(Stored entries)
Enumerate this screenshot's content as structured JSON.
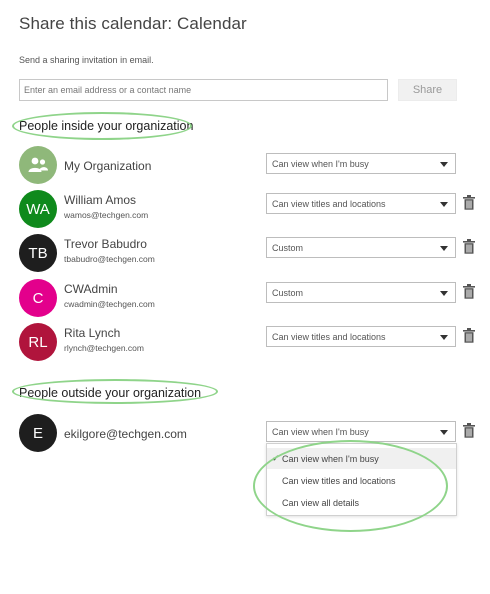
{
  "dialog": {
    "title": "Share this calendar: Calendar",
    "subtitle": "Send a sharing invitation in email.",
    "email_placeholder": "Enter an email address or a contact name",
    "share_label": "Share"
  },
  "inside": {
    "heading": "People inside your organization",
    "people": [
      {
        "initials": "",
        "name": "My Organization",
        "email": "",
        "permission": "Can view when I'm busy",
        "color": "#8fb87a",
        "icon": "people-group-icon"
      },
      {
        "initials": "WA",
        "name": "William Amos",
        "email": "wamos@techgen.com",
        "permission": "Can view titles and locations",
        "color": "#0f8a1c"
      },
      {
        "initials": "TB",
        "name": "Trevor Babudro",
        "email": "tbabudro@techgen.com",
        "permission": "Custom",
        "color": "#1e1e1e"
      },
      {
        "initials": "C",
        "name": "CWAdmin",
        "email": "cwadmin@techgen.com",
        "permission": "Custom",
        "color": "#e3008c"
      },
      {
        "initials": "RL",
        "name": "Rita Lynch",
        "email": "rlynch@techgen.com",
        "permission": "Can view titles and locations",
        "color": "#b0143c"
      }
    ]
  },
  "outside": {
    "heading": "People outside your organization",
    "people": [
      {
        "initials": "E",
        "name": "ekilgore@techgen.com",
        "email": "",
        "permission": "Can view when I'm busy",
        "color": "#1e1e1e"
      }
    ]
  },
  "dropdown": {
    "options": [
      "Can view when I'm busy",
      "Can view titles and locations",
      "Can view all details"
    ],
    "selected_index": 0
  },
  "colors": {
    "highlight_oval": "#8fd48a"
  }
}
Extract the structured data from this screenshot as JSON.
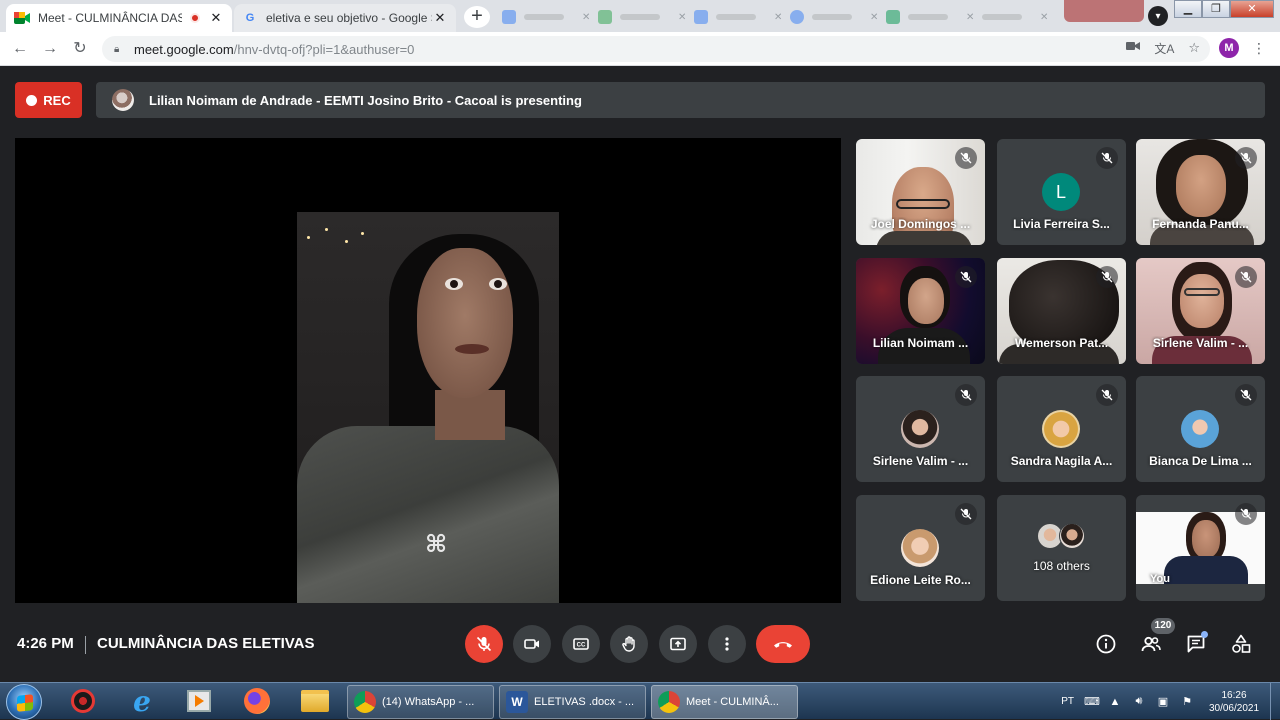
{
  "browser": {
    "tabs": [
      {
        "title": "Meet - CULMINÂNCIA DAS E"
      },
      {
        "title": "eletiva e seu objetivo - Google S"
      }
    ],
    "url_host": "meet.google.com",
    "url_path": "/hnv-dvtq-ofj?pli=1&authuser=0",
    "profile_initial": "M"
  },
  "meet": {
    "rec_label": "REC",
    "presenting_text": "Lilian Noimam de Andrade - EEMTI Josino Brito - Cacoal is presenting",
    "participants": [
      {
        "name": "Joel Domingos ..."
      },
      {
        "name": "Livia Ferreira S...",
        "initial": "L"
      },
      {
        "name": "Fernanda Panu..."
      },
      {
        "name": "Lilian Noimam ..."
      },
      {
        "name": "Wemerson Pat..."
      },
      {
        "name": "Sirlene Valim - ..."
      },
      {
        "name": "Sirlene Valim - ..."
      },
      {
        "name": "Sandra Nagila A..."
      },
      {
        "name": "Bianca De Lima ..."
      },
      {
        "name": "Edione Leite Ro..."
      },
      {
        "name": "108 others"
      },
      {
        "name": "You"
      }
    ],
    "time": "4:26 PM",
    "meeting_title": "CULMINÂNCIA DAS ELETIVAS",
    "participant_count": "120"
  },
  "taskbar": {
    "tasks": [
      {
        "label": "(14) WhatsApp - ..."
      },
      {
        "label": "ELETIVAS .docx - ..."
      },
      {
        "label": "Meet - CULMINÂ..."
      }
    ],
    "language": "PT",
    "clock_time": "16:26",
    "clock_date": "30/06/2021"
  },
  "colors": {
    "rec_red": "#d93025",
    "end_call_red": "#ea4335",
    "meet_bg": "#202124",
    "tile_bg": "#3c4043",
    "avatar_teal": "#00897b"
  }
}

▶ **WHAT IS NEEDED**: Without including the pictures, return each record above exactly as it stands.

▶ **OUTPUT**:
Enumerate this screenshot's content as structured JSON.
{
  "dialog": {
    "title": "Share this calendar: Calendar",
    "subtitle": "Send a sharing invitation in email.",
    "email_placeholder": "Enter an email address or a contact name",
    "share_label": "Share"
  },
  "inside": {
    "heading": "People inside your organization",
    "people": [
      {
        "initials": "",
        "name": "My Organization",
        "email": "",
        "permission": "Can view when I'm busy",
        "color": "#8fb87a",
        "icon": "people-group-icon"
      },
      {
        "initials": "WA",
        "name": "William Amos",
        "email": "wamos@techgen.com",
        "permission": "Can view titles and locations",
        "color": "#0f8a1c"
      },
      {
        "initials": "TB",
        "name": "Trevor Babudro",
        "email": "tbabudro@techgen.com",
        "permission": "Custom",
        "color": "#1e1e1e"
      },
      {
        "initials": "C",
        "name": "CWAdmin",
        "email": "cwadmin@techgen.com",
        "permission": "Custom",
        "color": "#e3008c"
      },
      {
        "initials": "RL",
        "name": "Rita Lynch",
        "email": "rlynch@techgen.com",
        "permission": "Can view titles and locations",
        "color": "#b0143c"
      }
    ]
  },
  "outside": {
    "heading": "People outside your organization",
    "people": [
      {
        "initials": "E",
        "name": "ekilgore@techgen.com",
        "email": "",
        "permission": "Can view when I'm busy",
        "color": "#1e1e1e"
      }
    ]
  },
  "dropdown": {
    "options": [
      "Can view when I'm busy",
      "Can view titles and locations",
      "Can view all details"
    ],
    "selected_index": 0
  },
  "colors": {
    "highlight_oval": "#8fd48a"
  }
}
Extract the structured data from this screenshot as JSON.
{
  "browser": {
    "tabs": [
      {
        "title": "Meet - CULMINÂNCIA DAS E"
      },
      {
        "title": "eletiva e seu objetivo - Google S"
      }
    ],
    "url_host": "meet.google.com",
    "url_path": "/hnv-dvtq-ofj?pli=1&authuser=0",
    "profile_initial": "M"
  },
  "meet": {
    "rec_label": "REC",
    "presenting_text": "Lilian Noimam de Andrade - EEMTI Josino Brito - Cacoal is presenting",
    "participants": [
      {
        "name": "Joel Domingos ..."
      },
      {
        "name": "Livia Ferreira S...",
        "initial": "L"
      },
      {
        "name": "Fernanda Panu..."
      },
      {
        "name": "Lilian Noimam ..."
      },
      {
        "name": "Wemerson Pat..."
      },
      {
        "name": "Sirlene Valim - ..."
      },
      {
        "name": "Sirlene Valim - ..."
      },
      {
        "name": "Sandra Nagila A..."
      },
      {
        "name": "Bianca De Lima ..."
      },
      {
        "name": "Edione Leite Ro..."
      },
      {
        "name": "108 others"
      },
      {
        "name": "You"
      }
    ],
    "time": "4:26 PM",
    "meeting_title": "CULMINÂNCIA DAS ELETIVAS",
    "participant_count": "120"
  },
  "taskbar": {
    "tasks": [
      {
        "label": "(14) WhatsApp - ..."
      },
      {
        "label": "ELETIVAS .docx - ..."
      },
      {
        "label": "Meet - CULMINÂ..."
      }
    ],
    "language": "PT",
    "clock_time": "16:26",
    "clock_date": "30/06/2021"
  },
  "colors": {
    "rec_red": "#d93025",
    "end_call_red": "#ea4335",
    "meet_bg": "#202124",
    "tile_bg": "#3c4043",
    "avatar_teal": "#00897b"
  }
}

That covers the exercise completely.